### WHAT YOU SHOULD DO
Output all of the entries exactly as they are given.

[Saved data entries]
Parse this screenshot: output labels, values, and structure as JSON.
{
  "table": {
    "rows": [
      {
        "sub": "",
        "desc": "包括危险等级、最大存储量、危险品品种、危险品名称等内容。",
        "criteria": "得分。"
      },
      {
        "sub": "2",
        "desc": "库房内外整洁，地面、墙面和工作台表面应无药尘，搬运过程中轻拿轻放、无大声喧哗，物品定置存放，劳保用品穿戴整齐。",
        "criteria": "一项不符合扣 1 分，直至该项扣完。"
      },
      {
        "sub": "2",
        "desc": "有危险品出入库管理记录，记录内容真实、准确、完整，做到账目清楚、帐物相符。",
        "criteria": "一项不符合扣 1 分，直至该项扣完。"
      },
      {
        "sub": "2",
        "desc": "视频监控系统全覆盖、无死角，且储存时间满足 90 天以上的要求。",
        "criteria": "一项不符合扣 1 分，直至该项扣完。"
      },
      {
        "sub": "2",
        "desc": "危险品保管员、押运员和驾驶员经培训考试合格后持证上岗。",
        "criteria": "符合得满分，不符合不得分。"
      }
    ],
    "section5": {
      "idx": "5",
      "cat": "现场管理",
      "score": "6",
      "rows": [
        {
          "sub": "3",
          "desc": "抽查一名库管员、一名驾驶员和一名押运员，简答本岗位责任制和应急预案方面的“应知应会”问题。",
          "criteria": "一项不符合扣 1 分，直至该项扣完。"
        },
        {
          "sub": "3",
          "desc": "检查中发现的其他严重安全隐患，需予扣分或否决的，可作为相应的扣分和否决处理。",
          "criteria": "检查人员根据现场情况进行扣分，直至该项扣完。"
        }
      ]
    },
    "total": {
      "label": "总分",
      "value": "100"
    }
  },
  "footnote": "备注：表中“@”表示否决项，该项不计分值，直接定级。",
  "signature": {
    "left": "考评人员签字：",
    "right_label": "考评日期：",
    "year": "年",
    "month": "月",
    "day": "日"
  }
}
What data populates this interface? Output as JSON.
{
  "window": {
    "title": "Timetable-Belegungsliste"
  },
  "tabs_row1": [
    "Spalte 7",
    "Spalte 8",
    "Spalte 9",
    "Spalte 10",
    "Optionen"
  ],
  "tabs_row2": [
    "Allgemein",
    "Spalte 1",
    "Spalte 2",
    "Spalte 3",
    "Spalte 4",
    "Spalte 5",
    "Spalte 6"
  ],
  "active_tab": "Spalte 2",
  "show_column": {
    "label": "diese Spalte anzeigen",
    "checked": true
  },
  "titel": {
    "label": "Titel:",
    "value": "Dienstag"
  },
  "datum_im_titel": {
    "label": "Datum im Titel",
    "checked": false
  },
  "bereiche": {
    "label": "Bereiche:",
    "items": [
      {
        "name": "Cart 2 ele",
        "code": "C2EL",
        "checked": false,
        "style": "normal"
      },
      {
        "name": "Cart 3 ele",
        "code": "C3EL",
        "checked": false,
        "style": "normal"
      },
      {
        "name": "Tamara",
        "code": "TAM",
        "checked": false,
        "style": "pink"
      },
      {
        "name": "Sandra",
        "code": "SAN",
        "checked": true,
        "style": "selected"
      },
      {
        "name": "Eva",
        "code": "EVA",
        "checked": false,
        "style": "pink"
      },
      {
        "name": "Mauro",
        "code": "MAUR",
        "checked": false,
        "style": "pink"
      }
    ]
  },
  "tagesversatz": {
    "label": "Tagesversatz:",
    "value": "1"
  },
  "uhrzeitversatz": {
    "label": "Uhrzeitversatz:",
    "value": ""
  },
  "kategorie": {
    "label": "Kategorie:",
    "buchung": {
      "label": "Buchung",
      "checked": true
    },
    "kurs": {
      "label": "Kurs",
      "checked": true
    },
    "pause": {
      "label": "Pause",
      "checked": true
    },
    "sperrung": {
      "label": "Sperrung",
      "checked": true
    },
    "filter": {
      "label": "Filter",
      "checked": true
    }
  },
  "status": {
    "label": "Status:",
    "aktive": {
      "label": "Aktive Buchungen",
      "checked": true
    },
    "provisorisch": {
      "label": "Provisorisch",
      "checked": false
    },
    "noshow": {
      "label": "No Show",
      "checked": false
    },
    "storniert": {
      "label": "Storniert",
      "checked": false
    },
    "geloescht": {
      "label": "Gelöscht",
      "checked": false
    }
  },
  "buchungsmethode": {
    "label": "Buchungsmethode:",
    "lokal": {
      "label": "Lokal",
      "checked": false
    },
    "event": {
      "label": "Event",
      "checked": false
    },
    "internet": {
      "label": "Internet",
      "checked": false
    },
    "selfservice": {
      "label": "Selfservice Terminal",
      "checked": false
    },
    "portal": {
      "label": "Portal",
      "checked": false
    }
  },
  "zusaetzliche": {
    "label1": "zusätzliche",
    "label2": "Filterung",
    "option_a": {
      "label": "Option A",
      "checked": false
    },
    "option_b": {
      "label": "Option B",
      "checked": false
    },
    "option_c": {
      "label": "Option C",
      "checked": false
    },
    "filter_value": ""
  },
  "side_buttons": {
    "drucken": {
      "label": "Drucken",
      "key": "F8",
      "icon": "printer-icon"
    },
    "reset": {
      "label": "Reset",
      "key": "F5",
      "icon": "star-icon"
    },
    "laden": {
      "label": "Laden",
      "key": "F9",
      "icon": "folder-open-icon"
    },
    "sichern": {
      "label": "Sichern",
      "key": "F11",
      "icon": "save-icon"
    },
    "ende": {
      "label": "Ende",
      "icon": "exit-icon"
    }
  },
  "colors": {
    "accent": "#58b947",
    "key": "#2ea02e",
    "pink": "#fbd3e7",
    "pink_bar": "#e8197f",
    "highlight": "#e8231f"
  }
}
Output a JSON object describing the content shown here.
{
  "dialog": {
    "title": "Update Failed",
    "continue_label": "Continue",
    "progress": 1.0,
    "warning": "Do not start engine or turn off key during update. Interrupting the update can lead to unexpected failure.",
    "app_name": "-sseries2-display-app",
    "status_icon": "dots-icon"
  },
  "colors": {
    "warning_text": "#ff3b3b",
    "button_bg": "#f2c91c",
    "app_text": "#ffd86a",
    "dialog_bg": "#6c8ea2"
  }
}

### TASK OUTPUT
Parse this screenshot: output labels, values, and structure as JSON.
{
  "table": {
    "rows": [
      {
        "sub": "",
        "desc": "包括危险等级、最大存储量、危险品品种、危险品名称等内容。",
        "criteria": "得分。"
      },
      {
        "sub": "2",
        "desc": "库房内外整洁，地面、墙面和工作台表面应无药尘，搬运过程中轻拿轻放、无大声喧哗，物品定置存放，劳保用品穿戴整齐。",
        "criteria": "一项不符合扣 1 分，直至该项扣完。"
      },
      {
        "sub": "2",
        "desc": "有危险品出入库管理记录，记录内容真实、准确、完整，做到账目清楚、帐物相符。",
        "criteria": "一项不符合扣 1 分，直至该项扣完。"
      },
      {
        "sub": "2",
        "desc": "视频监控系统全覆盖、无死角，且储存时间满足 90 天以上的要求。",
        "criteria": "一项不符合扣 1 分，直至该项扣完。"
      },
      {
        "sub": "2",
        "desc": "危险品保管员、押运员和驾驶员经培训考试合格后持证上岗。",
        "criteria": "符合得满分，不符合不得分。"
      }
    ],
    "section5": {
      "idx": "5",
      "cat": "现场管理",
      "score": "6",
      "rows": [
        {
          "sub": "3",
          "desc": "抽查一名库管员、一名驾驶员和一名押运员，简答本岗位责任制和应急预案方面的“应知应会”问题。",
          "criteria": "一项不符合扣 1 分，直至该项扣完。"
        },
        {
          "sub": "3",
          "desc": "检查中发现的其他严重安全隐患，需予扣分或否决的，可作为相应的扣分和否决处理。",
          "criteria": "检查人员根据现场情况进行扣分，直至该项扣完。"
        }
      ]
    },
    "total": {
      "label": "总分",
      "value": "100"
    }
  },
  "footnote": "备注：表中“@”表示否决项，该项不计分值，直接定级。",
  "signature": {
    "left": "考评人员签字：",
    "right_label": "考评日期：",
    "year": "年",
    "month": "月",
    "day": "日"
  }
}
What data populates this interface? Output as JSON.
{
  "window": {
    "title": "Timetable-Belegungsliste"
  },
  "tabs_row1": [
    "Spalte 7",
    "Spalte 8",
    "Spalte 9",
    "Spalte 10",
    "Optionen"
  ],
  "tabs_row2": [
    "Allgemein",
    "Spalte 1",
    "Spalte 2",
    "Spalte 3",
    "Spalte 4",
    "Spalte 5",
    "Spalte 6"
  ],
  "active_tab": "Spalte 2",
  "show_column": {
    "label": "diese Spalte anzeigen",
    "checked": true
  },
  "titel": {
    "label": "Titel:",
    "value": "Dienstag"
  },
  "datum_im_titel": {
    "label": "Datum im Titel",
    "checked": false
  },
  "bereiche": {
    "label": "Bereiche:",
    "items": [
      {
        "name": "Cart 2 ele",
        "code": "C2EL",
        "checked": false,
        "style": "normal"
      },
      {
        "name": "Cart 3 ele",
        "code": "C3EL",
        "checked": false,
        "style": "normal"
      },
      {
        "name": "Tamara",
        "code": "TAM",
        "checked": false,
        "style": "pink"
      },
      {
        "name": "Sandra",
        "code": "SAN",
        "checked": true,
        "style": "selected"
      },
      {
        "name": "Eva",
        "code": "EVA",
        "checked": false,
        "style": "pink"
      },
      {
        "name": "Mauro",
        "code": "MAUR",
        "checked": false,
        "style": "pink"
      }
    ]
  },
  "tagesversatz": {
    "label": "Tagesversatz:",
    "value": "1"
  },
  "uhrzeitversatz": {
    "label": "Uhrzeitversatz:",
    "value": ""
  },
  "kategorie": {
    "label": "Kategorie:",
    "buchung": {
      "label": "Buchung",
      "checked": true
    },
    "kurs": {
      "label": "Kurs",
      "checked": true
    },
    "pause": {
      "label": "Pause",
      "checked": true
    },
    "sperrung": {
      "label": "Sperrung",
      "checked": true
    },
    "filter": {
      "label": "Filter",
      "checked": true
    }
  },
  "status": {
    "label": "Status:",
    "aktive": {
      "label": "Aktive Buchungen",
      "checked": true
    },
    "provisorisch": {
      "label": "Provisorisch",
      "checked": false
    },
    "noshow": {
      "label": "No Show",
      "checked": false
    },
    "storniert": {
      "label": "Storniert",
      "checked": false
    },
    "geloescht": {
      "label": "Gelöscht",
      "checked": false
    }
  },
  "buchungsmethode": {
    "label": "Buchungsmethode:",
    "lokal": {
      "label": "Lokal",
      "checked": false
    },
    "event": {
      "label": "Event",
      "checked": false
    },
    "internet": {
      "label": "Internet",
      "checked": false
    },
    "selfservice": {
      "label": "Selfservice Terminal",
      "checked": false
    },
    "portal": {
      "label": "Portal",
      "checked": false
    }
  },
  "zusaetzliche": {
    "label1": "zusätzliche",
    "label2": "Filterung",
    "option_a": {
      "label": "Option A",
      "checked": false
    },
    "option_b": {
      "label": "Option B",
      "checked": false
    },
    "option_c": {
      "label": "Option C",
      "checked": false
    },
    "filter_value": ""
  },
  "side_buttons": {
    "drucken": {
      "label": "Drucken",
      "key": "F8",
      "icon": "printer-icon"
    },
    "reset": {
      "label": "Reset",
      "key": "F5",
      "icon": "star-icon"
    },
    "laden": {
      "label": "Laden",
      "key": "F9",
      "icon": "folder-open-icon"
    },
    "sichern": {
      "label": "Sichern",
      "key": "F11",
      "icon": "save-icon"
    },
    "ende": {
      "label": "Ende",
      "icon": "exit-icon"
    }
  },
  "colors": {
    "accent": "#58b947",
    "key": "#2ea02e",
    "pink": "#fbd3e7",
    "pink_bar": "#e8197f",
    "highlight": "#e8231f"
  }
}
Output a JSON object describing the content shown here.
{
  "dialog": {
    "title": "Update Failed",
    "continue_label": "Continue",
    "progress": 1.0,
    "warning": "Do not start engine or turn off key during update. Interrupting the update can lead to unexpected failure.",
    "app_name": "-sseries2-display-app",
    "status_icon": "dots-icon"
  },
  "colors": {
    "warning_text": "#ff3b3b",
    "button_bg": "#f2c91c",
    "app_text": "#ffd86a",
    "dialog_bg": "#6c8ea2"
  }
}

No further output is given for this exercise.